Classifications
U.S. Classification156/166, 156/169, 156/245, 264/258, 267/148, 264/137
International ClassificationB65H81/00, F16F1/368, B29C70/34, B29D99/00
Cooperative ClassificationF16F1/368, B65H81/00, B29C70/86, B29D99/0007, B29C70/347
European ClassificationB29D99/00B2, F16F1/368, B29C70/34C, B65H81/00
Legal Events
DateCodeEventDescription
Aug 15, 1983ASAssignment
Owner name: KELSEY HAYES, COMPANY, A DE CORP.
Free format text: ASSIGNMENT OF ASSIGNORS INTEREST.;ASSIGNOR:JONES, BRIAN H.;REEL/FRAME:004158/0027
Effective date: 19810904
Jun 15, 1987REMIMaintenance fee reminder mailed
Jun 29, 1987SULPSurcharge for late payment
Jun 29, 1987FPAYFee payment
Year of fee payment: 4
Sep 17, 1987ASAssignment
Owner name: KELSEY-HAYES COMPANY, 38481 HURON RIVER DRIVE, ROM
Free format text: LICENSE;ASSIGNOR:KELSEY-HAYES COMPANY;REEL/FRAME:004772/0711
Effective date: 19861223
Owner name: GRABILL AEROSPACE INDUSTRIES, LTD., A ILLINOIS COR
Free format text: RELEASED BY SECURED PARTY;ASSIGNOR:COMPOSITEK ENGINEERING CORP.,;REEL/FRAME:004820/0051
Effective date: 19870806
Owner name: GRABILL AEROSPACE INDUSTRIES, LTD., AN ILLINOIS CO
Free format text: SECURITY INTEREST;ASSIGNOR:COMPOSITEK ENGINEERING CORPORATION, A CORP. OF CA.;REEL/FRAME:004829/0568
Effective date: 19870806
Owner name: KELSEY-HAYES COMPANY,MICHIGAN
Free format text: LICENSE;ASSIGNOR:KELSEY-HAYES COMPANY;REEL/FRAME:004772/0711
Effective date: 19861223
Jun 27, 1988ASAssignment
Owner name: COMPOSITEK ENGINEERING CORP., A CA. CORP.
Free format text: ASSIGNMENT OF ASSIGNORS INTEREST.;ASSIGNOR:GRABILL AEROSPACE INDUSTRIES, LTD.,;REEL/FRAME:004994/0539
Effective date: 19880301

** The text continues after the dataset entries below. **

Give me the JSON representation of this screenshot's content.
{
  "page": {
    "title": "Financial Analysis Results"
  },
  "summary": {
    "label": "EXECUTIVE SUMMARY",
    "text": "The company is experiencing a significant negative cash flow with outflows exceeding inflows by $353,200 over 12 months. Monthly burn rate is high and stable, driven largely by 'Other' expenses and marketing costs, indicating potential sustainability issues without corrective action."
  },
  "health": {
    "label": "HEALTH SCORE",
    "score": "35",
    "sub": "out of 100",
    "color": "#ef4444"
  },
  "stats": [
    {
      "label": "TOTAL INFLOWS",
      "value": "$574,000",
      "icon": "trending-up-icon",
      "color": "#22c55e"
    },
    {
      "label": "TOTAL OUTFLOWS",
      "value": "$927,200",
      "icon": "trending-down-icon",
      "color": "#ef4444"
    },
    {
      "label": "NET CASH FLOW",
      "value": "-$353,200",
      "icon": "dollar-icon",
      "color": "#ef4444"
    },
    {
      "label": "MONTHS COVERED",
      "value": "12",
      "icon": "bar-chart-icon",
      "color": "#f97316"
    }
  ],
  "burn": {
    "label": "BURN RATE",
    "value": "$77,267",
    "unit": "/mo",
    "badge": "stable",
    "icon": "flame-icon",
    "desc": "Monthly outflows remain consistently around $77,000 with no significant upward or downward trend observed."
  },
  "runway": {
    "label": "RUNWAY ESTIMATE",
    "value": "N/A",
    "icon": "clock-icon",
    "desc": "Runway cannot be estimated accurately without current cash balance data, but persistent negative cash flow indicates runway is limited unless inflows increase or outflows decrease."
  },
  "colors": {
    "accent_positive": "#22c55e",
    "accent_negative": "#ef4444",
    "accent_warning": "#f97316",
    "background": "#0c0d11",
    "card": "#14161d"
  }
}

Jun 12, 1991REMIMaintenance fee reminder mailed
Nov 12, 1991FPAYFee payment
Year of fee payment: 8
Nov 12, 1991SULPSurcharge for late payment

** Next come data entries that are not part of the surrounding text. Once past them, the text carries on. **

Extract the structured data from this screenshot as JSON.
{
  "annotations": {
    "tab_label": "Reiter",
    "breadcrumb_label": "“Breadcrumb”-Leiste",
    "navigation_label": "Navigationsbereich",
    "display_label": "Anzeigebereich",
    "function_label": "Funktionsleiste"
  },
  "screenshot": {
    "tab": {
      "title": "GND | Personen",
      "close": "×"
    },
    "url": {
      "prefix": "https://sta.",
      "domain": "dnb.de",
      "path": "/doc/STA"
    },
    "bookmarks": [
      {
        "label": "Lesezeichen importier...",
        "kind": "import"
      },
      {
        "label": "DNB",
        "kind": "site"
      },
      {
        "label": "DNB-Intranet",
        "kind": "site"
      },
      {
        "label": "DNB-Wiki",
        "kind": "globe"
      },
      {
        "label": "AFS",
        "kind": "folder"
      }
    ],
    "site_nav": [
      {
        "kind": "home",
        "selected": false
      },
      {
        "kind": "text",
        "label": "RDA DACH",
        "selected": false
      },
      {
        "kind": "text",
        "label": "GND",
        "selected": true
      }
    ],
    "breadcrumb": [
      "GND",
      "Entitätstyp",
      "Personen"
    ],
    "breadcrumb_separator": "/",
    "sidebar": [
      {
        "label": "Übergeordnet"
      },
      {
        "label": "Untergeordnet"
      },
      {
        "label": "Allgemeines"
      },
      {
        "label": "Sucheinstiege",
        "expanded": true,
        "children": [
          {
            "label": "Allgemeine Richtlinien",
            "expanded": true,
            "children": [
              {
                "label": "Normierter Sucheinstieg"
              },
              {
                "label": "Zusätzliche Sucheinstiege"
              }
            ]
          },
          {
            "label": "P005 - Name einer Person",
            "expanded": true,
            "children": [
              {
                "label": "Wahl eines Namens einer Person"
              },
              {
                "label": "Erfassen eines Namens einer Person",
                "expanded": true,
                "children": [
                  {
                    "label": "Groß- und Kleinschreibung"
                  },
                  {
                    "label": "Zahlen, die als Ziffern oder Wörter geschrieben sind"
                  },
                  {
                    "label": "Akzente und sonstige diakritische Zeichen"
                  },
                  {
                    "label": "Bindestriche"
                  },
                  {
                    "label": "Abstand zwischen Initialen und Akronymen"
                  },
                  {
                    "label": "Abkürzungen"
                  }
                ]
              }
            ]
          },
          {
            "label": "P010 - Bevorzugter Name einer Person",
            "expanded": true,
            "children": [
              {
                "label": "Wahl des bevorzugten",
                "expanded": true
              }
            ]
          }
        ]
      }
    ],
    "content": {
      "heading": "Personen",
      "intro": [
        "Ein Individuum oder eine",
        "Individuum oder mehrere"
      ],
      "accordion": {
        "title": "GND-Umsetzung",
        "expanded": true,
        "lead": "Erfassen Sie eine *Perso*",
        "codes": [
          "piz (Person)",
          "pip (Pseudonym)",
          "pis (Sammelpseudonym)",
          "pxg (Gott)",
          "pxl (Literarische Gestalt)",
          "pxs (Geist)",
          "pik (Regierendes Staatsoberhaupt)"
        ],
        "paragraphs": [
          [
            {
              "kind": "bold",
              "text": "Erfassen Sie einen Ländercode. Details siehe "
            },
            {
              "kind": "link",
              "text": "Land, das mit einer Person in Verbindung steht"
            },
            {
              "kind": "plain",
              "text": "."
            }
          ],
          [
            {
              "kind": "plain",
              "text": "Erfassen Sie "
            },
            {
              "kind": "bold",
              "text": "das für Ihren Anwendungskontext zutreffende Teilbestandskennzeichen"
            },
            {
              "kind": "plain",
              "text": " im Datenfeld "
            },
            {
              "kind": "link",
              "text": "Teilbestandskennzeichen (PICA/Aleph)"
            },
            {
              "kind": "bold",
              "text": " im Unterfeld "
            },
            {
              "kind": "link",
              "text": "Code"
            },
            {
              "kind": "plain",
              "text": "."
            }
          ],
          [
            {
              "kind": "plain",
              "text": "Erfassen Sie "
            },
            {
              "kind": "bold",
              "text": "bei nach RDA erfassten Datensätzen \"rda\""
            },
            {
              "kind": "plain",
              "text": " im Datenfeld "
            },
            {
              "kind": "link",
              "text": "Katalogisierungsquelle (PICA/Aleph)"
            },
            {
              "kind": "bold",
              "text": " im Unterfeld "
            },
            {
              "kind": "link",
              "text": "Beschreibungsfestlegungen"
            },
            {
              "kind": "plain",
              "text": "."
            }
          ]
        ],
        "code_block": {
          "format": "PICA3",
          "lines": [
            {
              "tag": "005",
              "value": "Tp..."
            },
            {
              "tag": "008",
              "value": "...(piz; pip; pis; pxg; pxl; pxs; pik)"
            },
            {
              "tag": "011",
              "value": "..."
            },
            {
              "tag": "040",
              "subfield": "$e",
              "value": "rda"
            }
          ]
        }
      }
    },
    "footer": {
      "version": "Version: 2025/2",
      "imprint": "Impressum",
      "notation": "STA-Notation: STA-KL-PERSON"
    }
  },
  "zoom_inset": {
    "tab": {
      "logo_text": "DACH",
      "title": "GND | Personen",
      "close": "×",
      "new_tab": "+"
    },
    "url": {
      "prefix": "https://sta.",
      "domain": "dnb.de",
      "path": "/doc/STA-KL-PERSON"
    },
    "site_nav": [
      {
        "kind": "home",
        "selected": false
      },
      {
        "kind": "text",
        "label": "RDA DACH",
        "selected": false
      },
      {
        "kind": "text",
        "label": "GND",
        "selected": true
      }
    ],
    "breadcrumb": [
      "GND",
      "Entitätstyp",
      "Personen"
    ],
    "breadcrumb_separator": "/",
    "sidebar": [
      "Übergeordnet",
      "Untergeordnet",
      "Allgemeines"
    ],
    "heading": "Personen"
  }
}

Jan 28, 1993ASAssignment
Owner name: CHASE MANHATTAN BANK, THE, NEW YORK
Free format text: SECURITY INTEREST;ASSIGNOR:KELSEY-HAYES COMPANY, A DE CORP.;REEL/FRAME:006325/0773
Effective date: 19921215
Mar 4, 1993ASAssignment
Owner name: KELSEY-HAYES COMPANY, MICHIGAN
Free format text: ASSIGNMENT OF ASSIGNORS INTEREST.;ASSIGNOR:HAYES WHEELS INTERNATIONAL, INC.;REEL/FRAME:006514/0202
Effective date: 19921215
Jun 13, 1995REMIMaintenance fee reminder mailed
Nov 5, 1995LAPSLapse for failure to pay maintenance fees
Jan 16, 1996FPExpired due to failure to pay maintenance fee
Effective date: 19951108
Aug 16, 1996ASAssignment
Owner name: KELSEY-HAYES COMPANY, MICHIGAN
Free format text: RELEASE OF SECURITY INTEREST;ASSIGNOR:CHASE MANHATTAN BANK, THE;REEL/FRAME:008077/0906
Effective date: 19960628